  35. Automaton Extended with Stack Let d be the transition function of automaton A. The corresponding extension of A with a stack is defined as follows: current state current event in stream stack action next state Q open(tag) push(Q) d(Q) Q close(tag) Q’=pop() Q’ Convince yourselves that the run of this automaton on the stream in the example corresponds to the intended sequence of states.
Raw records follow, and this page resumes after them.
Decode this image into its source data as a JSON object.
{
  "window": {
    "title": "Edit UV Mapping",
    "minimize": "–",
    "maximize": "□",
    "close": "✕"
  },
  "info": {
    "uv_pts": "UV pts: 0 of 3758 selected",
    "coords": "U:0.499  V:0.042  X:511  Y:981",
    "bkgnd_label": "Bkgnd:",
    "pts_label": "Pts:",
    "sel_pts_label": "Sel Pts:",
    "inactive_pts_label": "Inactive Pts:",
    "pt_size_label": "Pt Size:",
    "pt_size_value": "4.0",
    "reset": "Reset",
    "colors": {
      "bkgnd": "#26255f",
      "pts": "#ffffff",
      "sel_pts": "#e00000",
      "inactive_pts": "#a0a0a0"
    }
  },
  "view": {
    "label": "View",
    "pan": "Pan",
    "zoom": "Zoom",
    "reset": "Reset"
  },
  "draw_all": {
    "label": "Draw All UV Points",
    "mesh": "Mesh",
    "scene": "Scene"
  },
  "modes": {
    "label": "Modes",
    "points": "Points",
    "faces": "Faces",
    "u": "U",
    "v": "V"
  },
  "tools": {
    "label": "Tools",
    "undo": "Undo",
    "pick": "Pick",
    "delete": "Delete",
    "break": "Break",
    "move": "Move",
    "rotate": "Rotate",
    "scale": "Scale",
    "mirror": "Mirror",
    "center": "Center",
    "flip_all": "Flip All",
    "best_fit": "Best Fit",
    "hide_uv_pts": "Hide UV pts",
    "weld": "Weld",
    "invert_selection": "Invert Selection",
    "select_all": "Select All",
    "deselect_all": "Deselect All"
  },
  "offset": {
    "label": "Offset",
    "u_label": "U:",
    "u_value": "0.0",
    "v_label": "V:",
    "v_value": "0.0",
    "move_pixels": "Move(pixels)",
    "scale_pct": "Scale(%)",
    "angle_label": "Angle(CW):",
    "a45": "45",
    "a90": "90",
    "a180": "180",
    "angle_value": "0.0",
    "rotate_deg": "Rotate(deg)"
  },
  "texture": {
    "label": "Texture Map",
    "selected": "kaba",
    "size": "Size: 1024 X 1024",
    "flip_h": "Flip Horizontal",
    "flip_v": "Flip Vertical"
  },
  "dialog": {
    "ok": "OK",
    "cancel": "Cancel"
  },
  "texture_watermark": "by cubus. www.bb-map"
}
An additional use of PDAs, aside from parsing.

  36. Roadmap • Use of XQuery for Web Data Integration • XQuery Evaluation Models • Optimization • Flavor of Standardization Issues • Equality in XQuery • More on Optimization

  37. Semantic Optimization • Sometimes, we can translate away descendant computation. • Consider the following DTD describing the structure of drug.xml <!ELEMENT pharmacy (drug*)> <!ELEMENT drug (name,price,notes?)> • Then for all documents satisfying DTD: for $x in $d//drug, $n in $x//name/text() is equivalent to for $x in $d/drug, $n in $x/name/text()

  38. Semantic Optimization As Typechecking For all XML documents conforming to the DTD <!ELEMENT pharmacy (drug*)> <!ELEMENT drug (name,price,notes?)> we can determine statically that for $x in $d//drug, $m in $d/maker returns the empty answer.

  39. Roadmap • Use of XQuery for Web Data Integration • XQuery Evaluation Models • Optimization • Flavor of Standardization Issues • Equality in XQuery • More on Optimization

  40. Element Equality in XQuery • Two kinds of equality: • “==“ id-based (an element node is equal only to itself) • “=“ value-based • Value-based equality underwent several drafts, • Initially (about one year into standardization process): text-centric point of view. XML elements are value-equal iff their text values are equal after stripping away the XML annotations. E.g. <a><b>f</b><c>oo</c></a> = <m>foo</m> • Currently: XML elements are equal iff their corresponding trees are isomorphic

  41. Id-based Element Equality Let $x be bound to an XML tree. Then <a>$x</a> creates a new XML tree (fresh node ids) and it is short for <a>recursive copy of $x</a> Always true: (<a>$x</a>)/a/* = $x (value-based equality) Always false: (<a>$x</a>)/a/* == $x (id-based equality)

  42. Roadmap • Use of XQuery for Web Data Integration • XQuery Evaluation Models • Optimization • Flavor of Standardization Issues • Equality in XQuery • More on Optimization

  43. More on XQuery Optimization • There are many ways to write the same query (i.e. there are many • distinct XQuery expressions with identical semantics) • Some of these expressions lead to cheaper execution than their • counterparts. • Goal of query optimization: • given a query Q, find the optimal query Q’ with identical semantics • (we say that Q and Q’ are equivalent) • Basic test in query optimization: checking query equivalence • The more expressive a language, the harder it is to test equivalence • Various classes of XQueries have distinct complexity: • PTIME (1), NP-complete (1), 2p-complete (4), PSPACE-complete (1), • EXPTIME-complete, undecidable

  44. The UCSD Database Lab • One important Focus: XML Query Optimization • Check out the weekly DB Research Meeting • Faculty • Victor Vianu • Yannis Papakonstantinou • Alin Deutsch www.db.ucsd.edu